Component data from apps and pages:
***
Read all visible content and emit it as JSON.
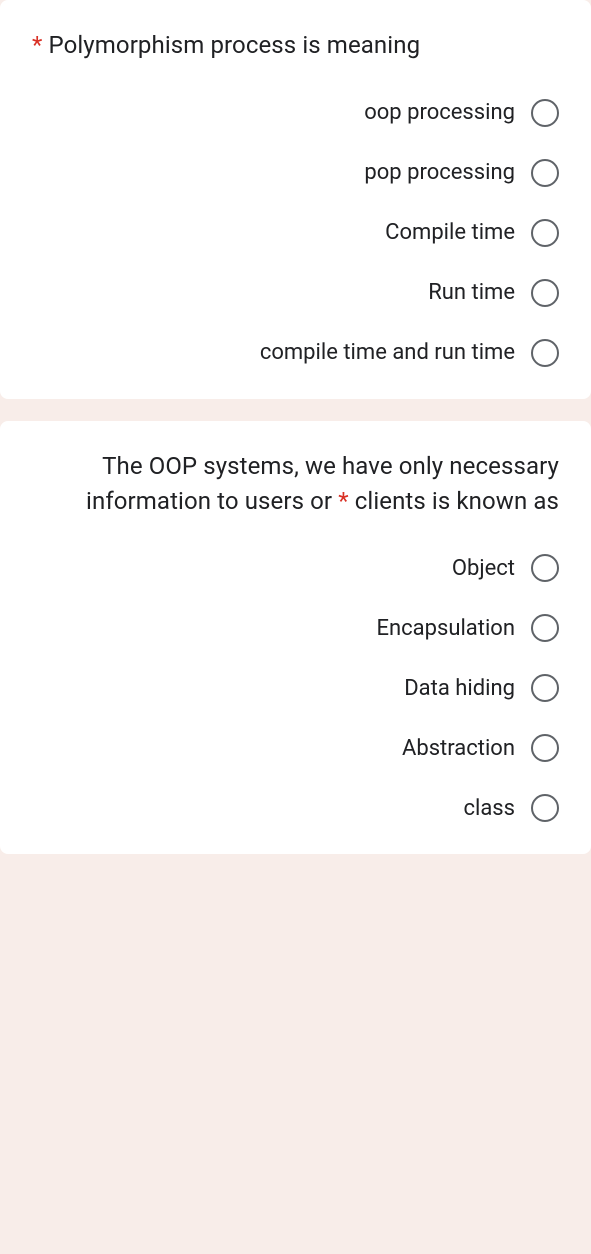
{
  "required_marker": "*",
  "questions": [
    {
      "text": "Polymorphism process is meaning",
      "options": [
        "oop processing",
        "pop processing",
        "Compile time",
        "Run time",
        "compile time and run time"
      ]
    },
    {
      "text": "The OOP systems, we have only necessary information to users or clients is known as",
      "text_before": "The OOP systems, we have only necessary information to users or ",
      "text_after": "clients is known as",
      "options": [
        "Object",
        "Encapsulation",
        "Data hiding",
        "Abstraction",
        "class"
      ]
    }
  ]
}
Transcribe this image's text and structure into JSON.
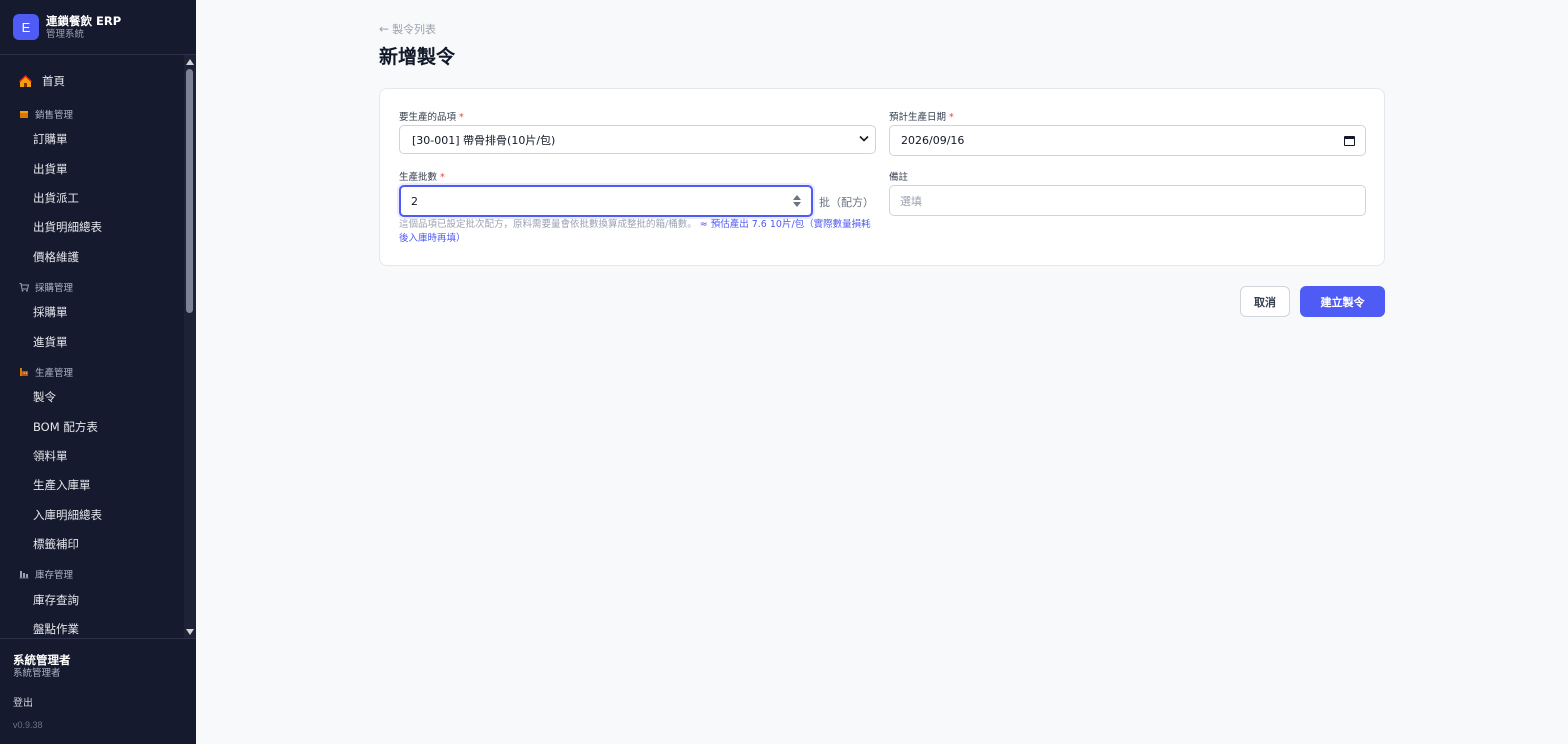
{
  "app": {
    "logo_letter": "E",
    "title": "連鎖餐飲 ERP",
    "subtitle": "管理系統"
  },
  "nav": {
    "home": {
      "label": "首頁",
      "icon": "home-icon"
    },
    "sales": {
      "group": "銷售管理",
      "icon": "box-icon",
      "items": [
        "訂購單",
        "出貨單",
        "出貨派工",
        "出貨明細總表",
        "價格維護"
      ]
    },
    "purchase": {
      "group": "採購管理",
      "icon": "cart-icon",
      "items": [
        "採購單",
        "進貨單"
      ]
    },
    "production": {
      "group": "生產管理",
      "icon": "factory-icon",
      "items": [
        "製令",
        "BOM 配方表",
        "領料單",
        "生產入庫單",
        "入庫明細總表",
        "標籤補印"
      ]
    },
    "inventory": {
      "group": "庫存管理",
      "icon": "warehouse-icon",
      "items": [
        "庫存查詢",
        "盤點作業"
      ]
    }
  },
  "footer": {
    "user_name": "系統管理者",
    "user_role": "系統管理者",
    "logout": "登出",
    "version": "v0.9.38"
  },
  "breadcrumb": {
    "label": "製令列表",
    "arrow": "←"
  },
  "page_title": "新增製令",
  "form": {
    "item": {
      "label": "要生產的品項",
      "required": "*",
      "value": "[30-001] 帶骨排骨(10片/包)"
    },
    "date": {
      "label": "預計生產日期",
      "required": "*",
      "value": "2026/09/16"
    },
    "batches": {
      "label": "生產批數",
      "required": "*",
      "value": "2",
      "unit": "批（配方）"
    },
    "note": {
      "label": "備註",
      "placeholder": "選填",
      "value": ""
    },
    "hint": "這個品項已設定批次配方，原料需要量會依批數換算成整批的箱/桶數。",
    "estimate": "≈ 預估產出 7.6 10片/包（實際數量損耗後入庫時再填）"
  },
  "buttons": {
    "cancel": "取消",
    "submit": "建立製令"
  },
  "colors": {
    "sidebar_bg": "#161a2e",
    "accent": "#4f5bf5",
    "required": "#ef4444"
  }
}
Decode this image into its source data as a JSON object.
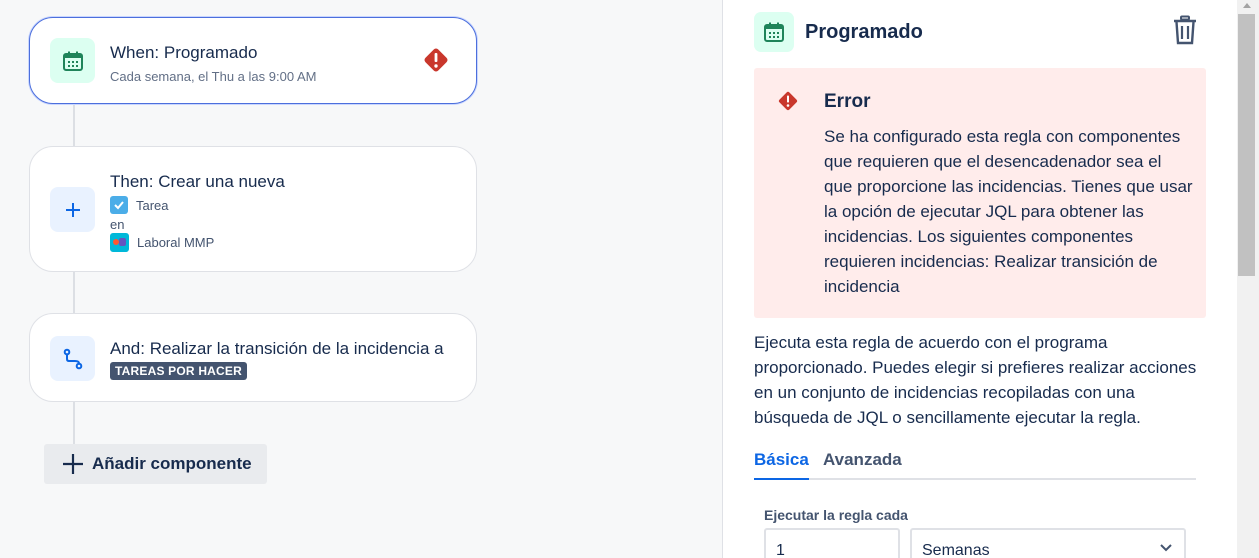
{
  "colors": {
    "accent": "#0c66e4",
    "error_bg": "#ffeceb",
    "error_icon": "#c9372c",
    "trigger_green": "#1f845a",
    "lozenge_bg": "#44546f"
  },
  "canvas": {
    "trigger": {
      "title": "When: Programado",
      "subtitle": "Cada semana, el Thu a las 9:00 AM",
      "icon": "calendar-icon",
      "status_icon": "error-icon"
    },
    "action": {
      "title": "Then: Crear una nueva",
      "issue_type": "Tarea",
      "connector_word": "en",
      "project": "Laboral MMP",
      "icon": "plus-icon"
    },
    "transition": {
      "title": "And: Realizar la transición de la incidencia a",
      "status_lozenge": "TAREAS POR HACER",
      "icon": "transition-icon"
    },
    "add_component_label": "Añadir componente"
  },
  "panel": {
    "title": "Programado",
    "error": {
      "title": "Error",
      "message": "Se ha configurado esta regla con componentes que requieren que el desencadenador sea el que proporcione las incidencias. Tienes que usar la opción de ejecutar JQL para obtener las incidencias. Los siguientes componentes requieren incidencias: Realizar transición de incidencia"
    },
    "description": "Ejecuta esta regla de acuerdo con el programa proporcionado. Puedes elegir si prefieres realizar acciones en un conjunto de incidencias recopiladas con una búsqueda de JQL o sencillamente ejecutar la regla.",
    "tabs": [
      "Básica",
      "Avanzada"
    ],
    "active_tab": "Básica",
    "schedule": {
      "label": "Ejecutar la regla cada",
      "interval_value": "1",
      "unit_value": "Semanas"
    }
  }
}
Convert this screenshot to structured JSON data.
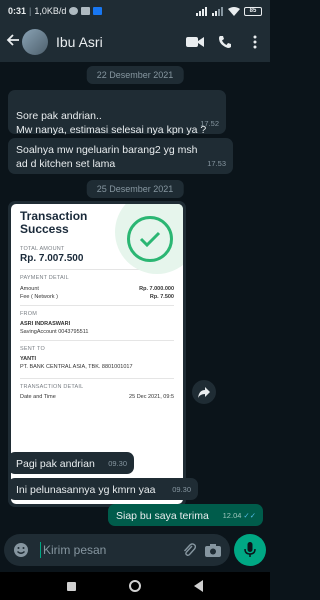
{
  "status_bar": {
    "time": "0:31",
    "speed": "1,0KB/d",
    "battery": "85"
  },
  "header": {
    "contact_name": "Ibu Asri",
    "icons": [
      "back-arrow-icon",
      "video-call-icon",
      "voice-call-icon",
      "more-options-icon"
    ]
  },
  "messages": {
    "date_1": "22 Desember 2021",
    "m1_text": "Sore pak andrian..\nMw nanya, estimasi selesai nya kpn ya ?",
    "m1_time": "17.52",
    "m2_text": "Soalnya mw ngeluarin barang2 yg msh ad d kitchen set lama",
    "m2_time": "17.53",
    "date_2": "25 Desember 2021",
    "m3_text": "Pagi pak andrian",
    "m3_time": "09.30",
    "m4_text": "Ini pelunasannya yg kmrn yaa",
    "m4_time": "09.30",
    "m5_text": "Siap bu saya terima",
    "m5_time": "12.04"
  },
  "receipt": {
    "title": "Transaction Success",
    "total_label": "TOTAL AMOUNT",
    "total_value": "Rp. 7.007.500",
    "payment_label": "PAYMENT DETAIL",
    "amount_label": "Amount",
    "amount_value": "Rp. 7.000.000",
    "fee_label": "Fee ( Network )",
    "fee_value": "Rp. 7.500",
    "from_label": "FROM",
    "from_name": "ASRI INDRASWARI",
    "from_account": "SavingAccount 0043795511",
    "sent_label": "SENT TO",
    "sent_name": "YANTI",
    "sent_bank": "PT. BANK CENTRAL ASIA, TBK. 8801001017",
    "tx_detail_label": "TRANSACTION DETAIL",
    "date_label": "Date and Time",
    "date_value": "25 Dec 2021, 09:5"
  },
  "input": {
    "placeholder": "Kirim pesan"
  },
  "colors": {
    "background": "#0b141a",
    "bar": "#1f2c34",
    "incoming": "#1f2c34",
    "outgoing": "#005c4b",
    "accent": "#00a884",
    "read_ticks": "#53bdeb",
    "success_green": "#2bb673"
  }
}
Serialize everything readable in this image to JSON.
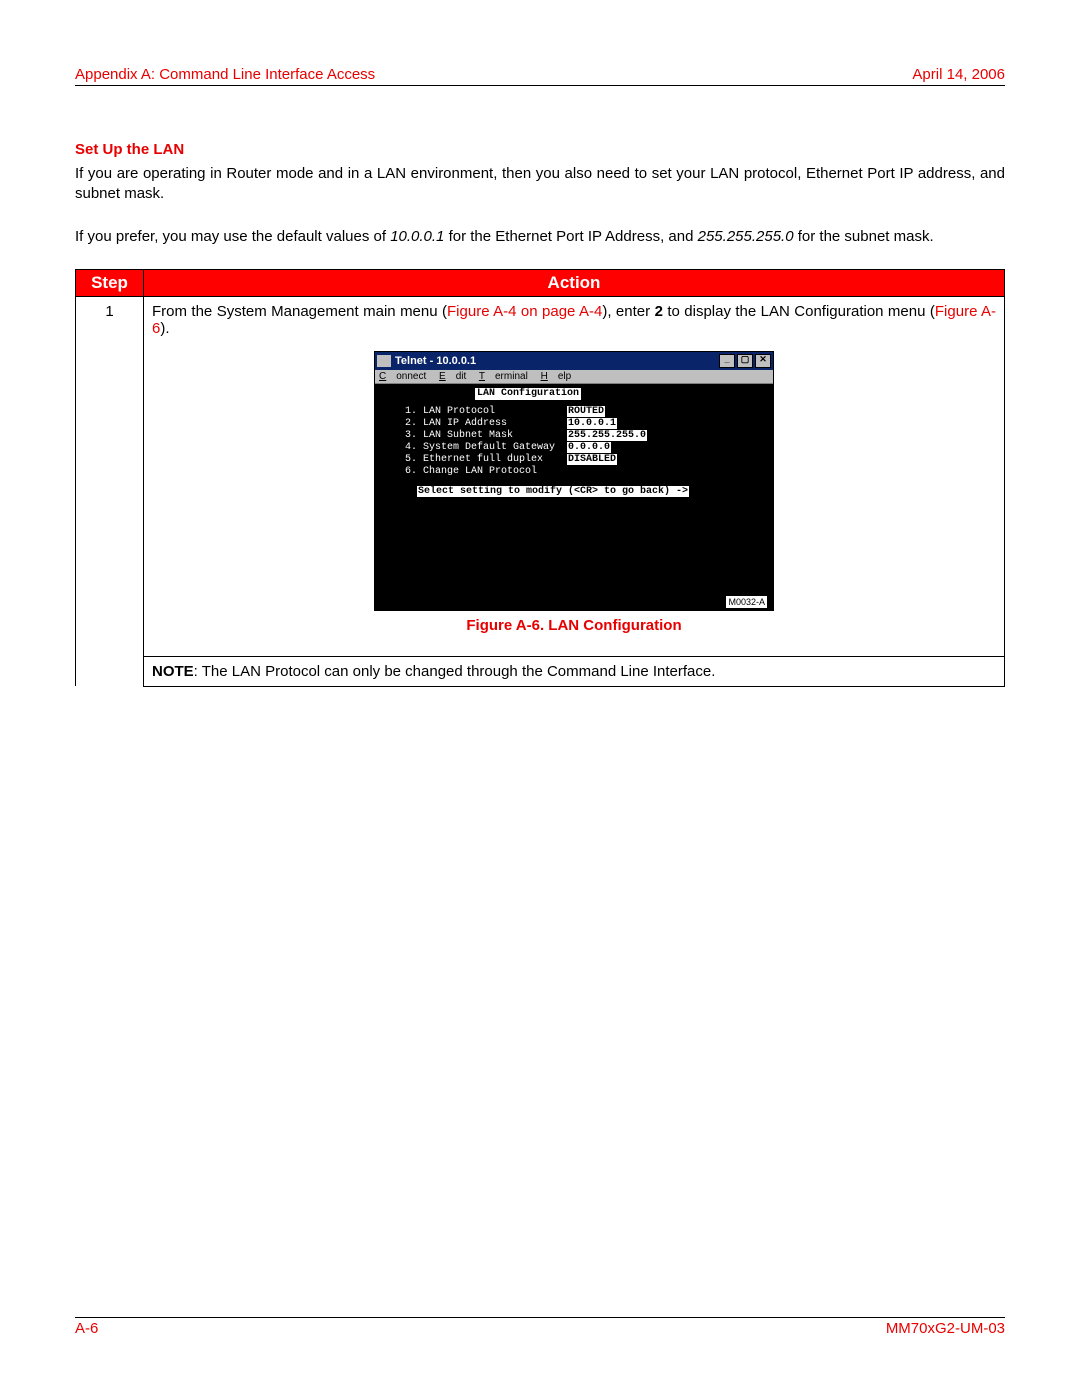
{
  "header": {
    "left": "Appendix A: Command Line Interface Access",
    "right": "April 14, 2006"
  },
  "section_title": "Set Up the LAN",
  "para1_a": "If you are operating in Router mode and in a LAN environment, then you also need to set your LAN protocol, Ethernet Port IP address, and subnet mask.",
  "para2_a": "If you prefer, you may use the default values of ",
  "para2_ip": "10.0.0.1",
  "para2_b": " for the Ethernet Port IP Address, and ",
  "para2_mask": "255.255.255.0",
  "para2_c": " for the subnet mask.",
  "table": {
    "h_step": "Step",
    "h_action": "Action",
    "step1_num": "1",
    "step1_a": "From  the  System  Management  main  menu  (",
    "step1_link1": "Figure  A-4  on  page A-4",
    "step1_b": "),  enter ",
    "step1_bold": "2",
    "step1_c": "  to  display  the  LAN Configuration menu (",
    "step1_link2": "Figure A-6",
    "step1_d": ")."
  },
  "telnet": {
    "title": "Telnet - 10.0.0.1",
    "menu_connect": "Connect",
    "menu_edit": "Edit",
    "menu_terminal": "Terminal",
    "menu_help": "Help",
    "screen_title": "LAN Configuration",
    "rows": [
      {
        "label": "1. LAN Protocol",
        "value": "ROUTED"
      },
      {
        "label": "2. LAN IP Address",
        "value": "10.0.0.1"
      },
      {
        "label": "3. LAN Subnet Mask",
        "value": "255.255.255.0"
      },
      {
        "label": "4. System Default Gateway",
        "value": "0.0.0.0"
      },
      {
        "label": "5. Ethernet full duplex",
        "value": "DISABLED"
      },
      {
        "label": "6. Change LAN Protocol",
        "value": ""
      }
    ],
    "prompt": "Select setting to modify (<CR> to go back) ->",
    "fig_id": "M0032-A"
  },
  "figure_caption": "Figure A-6. LAN Configuration",
  "note_bold": "NOTE",
  "note_text": ": The LAN Protocol can only be changed through the Command Line Interface.",
  "footer": {
    "left": "A-6",
    "right": "MM70xG2-UM-03"
  }
}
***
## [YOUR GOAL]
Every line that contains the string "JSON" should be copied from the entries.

## [ANSWER SPACE]
Read all visible content and emit it as JSON.
Transcribe this image's text and structure into JSON.
Decode this image into its source data as a JSON object.
Convert this screenshot to structured JSON data.
Serialize everything readable in this image to JSON.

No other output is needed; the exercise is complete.